Give back the lines below verbatim, omitting all pictures.

### SOURCE DATA
....

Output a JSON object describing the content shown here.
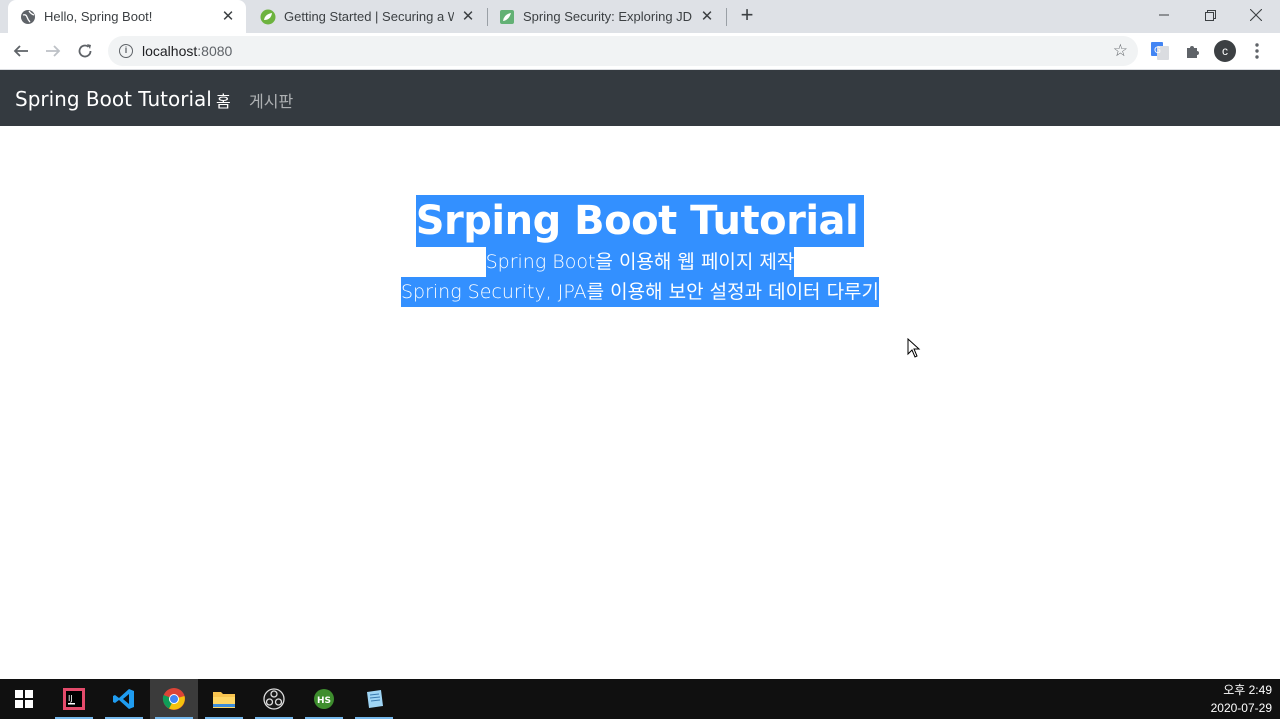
{
  "browser": {
    "tabs": [
      {
        "title": "Hello, Spring Boot!",
        "active": true
      },
      {
        "title": "Getting Started | Securing a We",
        "active": false
      },
      {
        "title": "Spring Security: Exploring JDBC",
        "active": false
      }
    ],
    "url_host": "localhost",
    "url_port": ":8080",
    "profile_initial": "c"
  },
  "navbar": {
    "brand": "Spring Boot Tutorial",
    "links": [
      "홈",
      "게시판"
    ]
  },
  "hero": {
    "title": "Srping Boot Tutorial",
    "lead_line1": "Spring Boot을 이용해 웹 페이지 제작",
    "lead_line2": "Spring Security, JPA를 이용해 보안 설정과 데이터 다루기"
  },
  "taskbar": {
    "apps": [
      "start-icon",
      "intellij-icon",
      "vscode-icon",
      "chrome-icon",
      "file-explorer-icon",
      "obs-icon",
      "heidisql-icon",
      "notepad-icon"
    ],
    "clock_time": "오후 2:49",
    "clock_date": "2020-07-29"
  },
  "colors": {
    "navbar_bg": "#343a40",
    "selection": "#3390ff",
    "taskbar_bg": "#101010"
  }
}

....

### RESPONSE TO THIS EXERCISE
Output a JSON object describing the content shown here.
{
  "browser": {
    "tabs": [
      {
        "title": "Hello, Spring Boot!",
        "active": true
      },
      {
        "title": "Getting Started | Securing a We",
        "active": false
      },
      {
        "title": "Spring Security: Exploring JDBC",
        "active": false
      }
    ],
    "url_host": "localhost",
    "url_port": ":8080",
    "profile_initial": "c"
  },
  "navbar": {
    "brand": "Spring Boot Tutorial",
    "links": [
      "홈",
      "게시판"
    ]
  },
  "hero": {
    "title": "Srping Boot Tutorial",
    "lead_line1": "Spring Boot을 이용해 웹 페이지 제작",
    "lead_line2": "Spring Security, JPA를 이용해 보안 설정과 데이터 다루기"
  },
  "taskbar": {
    "apps": [
      "start-icon",
      "intellij-icon",
      "vscode-icon",
      "chrome-icon",
      "file-explorer-icon",
      "obs-icon",
      "heidisql-icon",
      "notepad-icon"
    ],
    "clock_time": "오후 2:49",
    "clock_date": "2020-07-29"
  },
  "colors": {
    "navbar_bg": "#343a40",
    "selection": "#3390ff",
    "taskbar_bg": "#101010"
  }
}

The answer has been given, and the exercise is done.